[[ GIVEN DATA, beginning ]]
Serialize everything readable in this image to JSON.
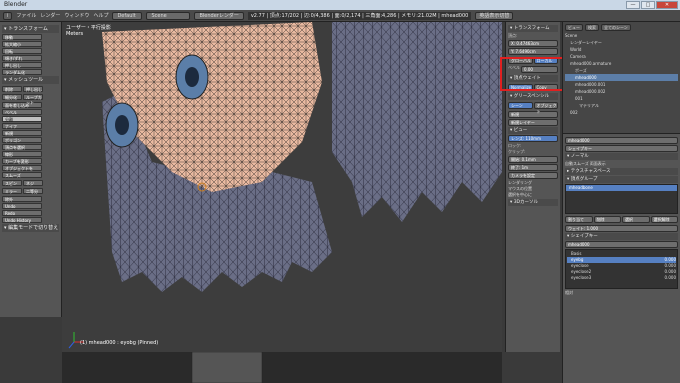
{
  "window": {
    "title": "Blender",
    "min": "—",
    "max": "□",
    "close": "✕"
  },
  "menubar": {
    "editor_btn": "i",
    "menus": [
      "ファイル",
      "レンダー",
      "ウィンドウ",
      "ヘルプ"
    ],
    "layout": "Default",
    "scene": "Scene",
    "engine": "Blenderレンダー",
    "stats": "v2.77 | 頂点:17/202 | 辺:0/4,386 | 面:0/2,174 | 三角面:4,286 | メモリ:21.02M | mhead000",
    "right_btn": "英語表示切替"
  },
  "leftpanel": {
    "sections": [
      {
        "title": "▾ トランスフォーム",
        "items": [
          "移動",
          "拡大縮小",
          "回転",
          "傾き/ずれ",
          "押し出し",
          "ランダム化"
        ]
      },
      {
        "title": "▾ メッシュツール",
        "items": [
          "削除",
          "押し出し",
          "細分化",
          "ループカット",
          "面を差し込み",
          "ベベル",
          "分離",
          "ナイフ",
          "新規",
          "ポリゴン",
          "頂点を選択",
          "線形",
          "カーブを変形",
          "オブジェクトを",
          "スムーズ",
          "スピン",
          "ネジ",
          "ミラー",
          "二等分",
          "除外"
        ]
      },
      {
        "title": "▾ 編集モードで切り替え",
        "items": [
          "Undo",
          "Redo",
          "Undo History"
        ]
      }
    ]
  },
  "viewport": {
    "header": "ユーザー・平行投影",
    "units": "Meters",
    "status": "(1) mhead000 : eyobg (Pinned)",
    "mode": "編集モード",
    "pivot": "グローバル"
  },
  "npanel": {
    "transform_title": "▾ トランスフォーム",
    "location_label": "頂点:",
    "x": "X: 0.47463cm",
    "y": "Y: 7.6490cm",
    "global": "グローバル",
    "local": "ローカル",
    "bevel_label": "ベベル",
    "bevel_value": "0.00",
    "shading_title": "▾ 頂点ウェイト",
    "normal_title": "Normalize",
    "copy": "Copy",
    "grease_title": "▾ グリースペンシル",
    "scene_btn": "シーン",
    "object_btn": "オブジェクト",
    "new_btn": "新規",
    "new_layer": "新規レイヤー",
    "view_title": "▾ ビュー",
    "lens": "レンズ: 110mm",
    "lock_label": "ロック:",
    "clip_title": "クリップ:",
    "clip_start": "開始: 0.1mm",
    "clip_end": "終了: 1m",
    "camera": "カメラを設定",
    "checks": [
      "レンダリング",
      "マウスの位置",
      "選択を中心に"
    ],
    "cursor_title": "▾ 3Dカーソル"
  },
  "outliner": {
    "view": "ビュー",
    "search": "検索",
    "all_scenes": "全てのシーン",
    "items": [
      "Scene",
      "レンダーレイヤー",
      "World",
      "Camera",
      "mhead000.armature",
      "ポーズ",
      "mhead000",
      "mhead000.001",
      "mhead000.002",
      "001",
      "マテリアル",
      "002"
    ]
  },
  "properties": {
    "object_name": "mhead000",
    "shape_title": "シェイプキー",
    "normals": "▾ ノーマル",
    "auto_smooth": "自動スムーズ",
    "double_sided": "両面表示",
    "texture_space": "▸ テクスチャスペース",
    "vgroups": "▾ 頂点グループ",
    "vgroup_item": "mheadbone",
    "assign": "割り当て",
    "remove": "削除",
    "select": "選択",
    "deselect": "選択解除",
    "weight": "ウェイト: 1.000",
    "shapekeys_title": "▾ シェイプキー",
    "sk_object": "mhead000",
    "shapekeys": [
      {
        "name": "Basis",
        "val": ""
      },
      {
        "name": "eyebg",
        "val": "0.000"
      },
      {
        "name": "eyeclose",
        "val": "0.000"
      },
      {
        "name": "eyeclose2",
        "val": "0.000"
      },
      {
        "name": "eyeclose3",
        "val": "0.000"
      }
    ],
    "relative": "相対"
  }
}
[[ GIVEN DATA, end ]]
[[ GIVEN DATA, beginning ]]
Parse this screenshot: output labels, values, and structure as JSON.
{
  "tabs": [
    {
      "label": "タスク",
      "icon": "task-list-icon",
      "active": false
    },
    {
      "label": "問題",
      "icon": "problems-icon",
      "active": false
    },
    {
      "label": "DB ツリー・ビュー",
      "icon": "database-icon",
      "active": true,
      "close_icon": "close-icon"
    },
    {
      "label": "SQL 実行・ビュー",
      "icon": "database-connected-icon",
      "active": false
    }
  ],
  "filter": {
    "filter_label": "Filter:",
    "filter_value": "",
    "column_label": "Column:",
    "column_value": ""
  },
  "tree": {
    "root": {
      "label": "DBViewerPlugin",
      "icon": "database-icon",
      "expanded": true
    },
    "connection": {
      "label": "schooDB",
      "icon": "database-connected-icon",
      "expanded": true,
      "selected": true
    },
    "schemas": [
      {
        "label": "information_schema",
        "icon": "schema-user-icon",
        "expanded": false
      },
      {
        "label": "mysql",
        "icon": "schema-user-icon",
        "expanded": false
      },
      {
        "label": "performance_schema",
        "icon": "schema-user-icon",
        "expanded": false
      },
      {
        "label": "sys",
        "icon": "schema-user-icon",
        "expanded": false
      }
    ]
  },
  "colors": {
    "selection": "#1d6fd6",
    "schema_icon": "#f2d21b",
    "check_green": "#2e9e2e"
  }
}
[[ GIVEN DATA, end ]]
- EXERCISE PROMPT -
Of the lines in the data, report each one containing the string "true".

- EXERCISE SOLUTION -
      "active": true,
      "expanded": true
      "expanded": true,
      "selected": true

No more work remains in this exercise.